Today there has been a new episode in Microsoft’s fight against the US government over its mail service data. Government agents asked the company for emails stored on their services from a user who has remained anonymous for now; However, Microsoft replied that it had no obligation to deliver such data since it was stored on servers located in Ireland., and therefore fell within the jurisdiction of that pee. If the US wanted those emails, it had to make a formal request to the Irish government, and only when the judges there issued an order would the data be released. This process can be long and laborious, so the legal representatives of the US government tried to convince the judge who was handling the case that the important thing was not where the data was, but that the company had access to it.
Legal confrontation of height
They were successful, and at the beginning of last month the judge ordered Microsoft to hand over the data even though it was not in US territory. Although this may sound like the end of the story, it actually seems to be just the beginning, because Microsoft has refused to comply with the judge’s order. In an agreement with the federal government, the company has agreed to be sentenced for resistance to authority for these actions, again opening up possibilities for reaction. And it is that although such a sentence sounds like a bad thing, in reality it is exactly what Microsoft’s lawyers want.

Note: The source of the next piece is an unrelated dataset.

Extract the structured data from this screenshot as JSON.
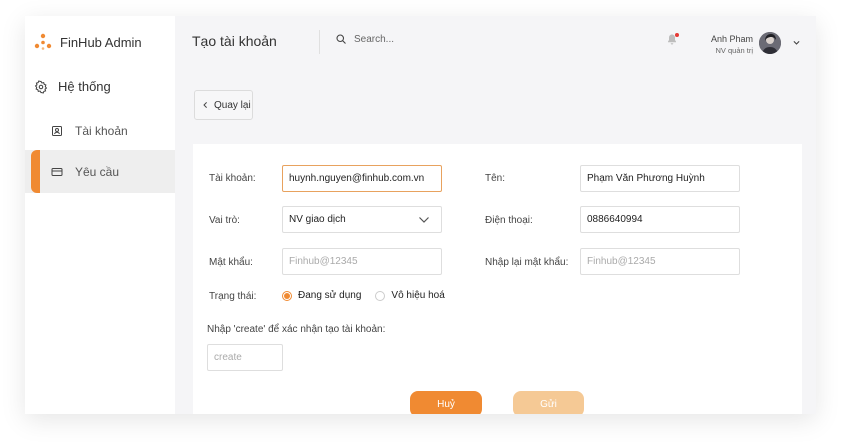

And it is that Microsoft had run out of options in the court that takes the case, since the appeal to which it had the right was dismissed; being sentenced for contempt, now a new process is opened in which the company can appeal the decision at higher levels. So for now Microsoft will not be penalized or fined, until the entire procedure is resolved. However, a letter from the Obama administration to the court where the case was made states that the company may face penalties in the future.

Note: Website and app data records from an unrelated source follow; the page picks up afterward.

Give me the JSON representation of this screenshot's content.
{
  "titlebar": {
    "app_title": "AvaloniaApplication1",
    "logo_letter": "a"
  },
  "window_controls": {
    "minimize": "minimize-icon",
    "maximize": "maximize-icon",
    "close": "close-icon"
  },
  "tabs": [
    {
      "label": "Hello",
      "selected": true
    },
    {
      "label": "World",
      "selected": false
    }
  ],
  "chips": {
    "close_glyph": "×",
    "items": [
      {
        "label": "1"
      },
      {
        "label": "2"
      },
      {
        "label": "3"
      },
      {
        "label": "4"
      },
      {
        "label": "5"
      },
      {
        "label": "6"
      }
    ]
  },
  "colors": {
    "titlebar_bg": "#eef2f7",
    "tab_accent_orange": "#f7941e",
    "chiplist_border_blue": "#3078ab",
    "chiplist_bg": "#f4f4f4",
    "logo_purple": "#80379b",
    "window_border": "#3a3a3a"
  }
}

Microsoft is not alone in this case.Companies like Apple, Verizon, AT&T and Cisco have publicly supported it, in one way or another, aware that if a legal precedent is set they may be forced to give the government all the data on their foreign users, something that would destroy their aspirations in other markets.
Source | ZDNet | Ars Technica